● **Interface dataset entries**:
-*-*-

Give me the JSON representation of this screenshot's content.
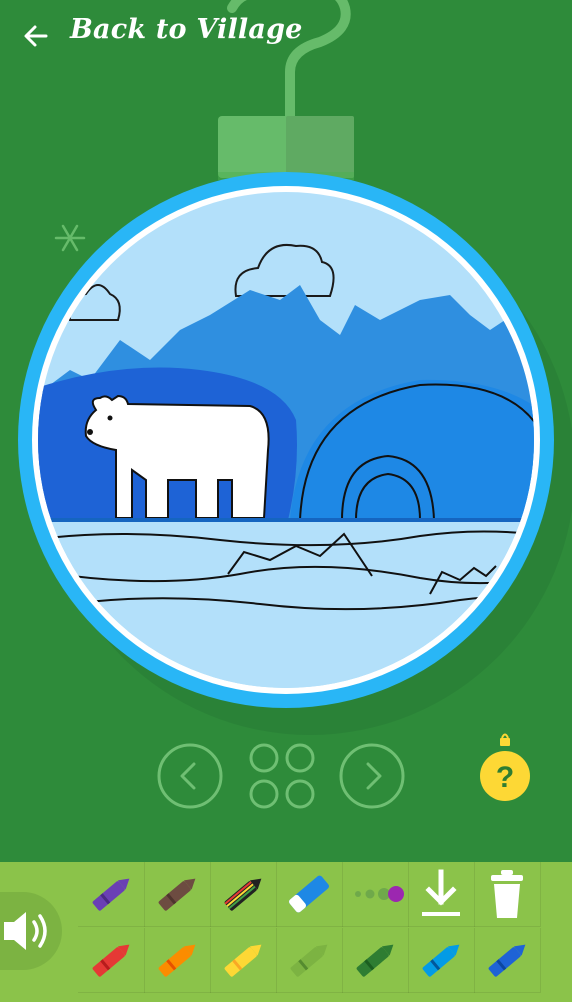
{
  "header": {
    "back_label": "Back to Village"
  },
  "icons": {
    "back": "arrow-left-icon",
    "prev": "chevron-left-icon",
    "next": "chevron-right-icon",
    "gallery": "four-circles-grid-icon",
    "help": "question-ornament-icon",
    "sound": "speaker-icon",
    "download": "download-icon",
    "trash": "trash-icon",
    "snowflake": "snowflake-icon"
  },
  "help": {
    "label": "?"
  },
  "colors": {
    "background": "#2e8b3a",
    "toolbar": "#8bc34a",
    "ornament_ring": "#29b6f6",
    "help_button": "#fdd835"
  },
  "palette": [
    {
      "name": "purple",
      "color": "#6a3fb5"
    },
    {
      "name": "brown",
      "color": "#6d4c41"
    },
    {
      "name": "rainbow",
      "color": "#222222"
    },
    {
      "name": "eraser",
      "color": "#1e88e5"
    },
    {
      "name": "brush-size",
      "color": "#9c27b0"
    },
    {
      "name": "red",
      "color": "#e53935"
    },
    {
      "name": "orange",
      "color": "#fb8c00"
    },
    {
      "name": "yellow",
      "color": "#fdd835"
    },
    {
      "name": "light-green",
      "color": "#7cb342"
    },
    {
      "name": "green",
      "color": "#2e7d32"
    },
    {
      "name": "light-blue",
      "color": "#039be5"
    },
    {
      "name": "blue",
      "color": "#1e63d6"
    }
  ]
}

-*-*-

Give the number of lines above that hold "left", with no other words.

● **EXERCISE OUTPUT**: 2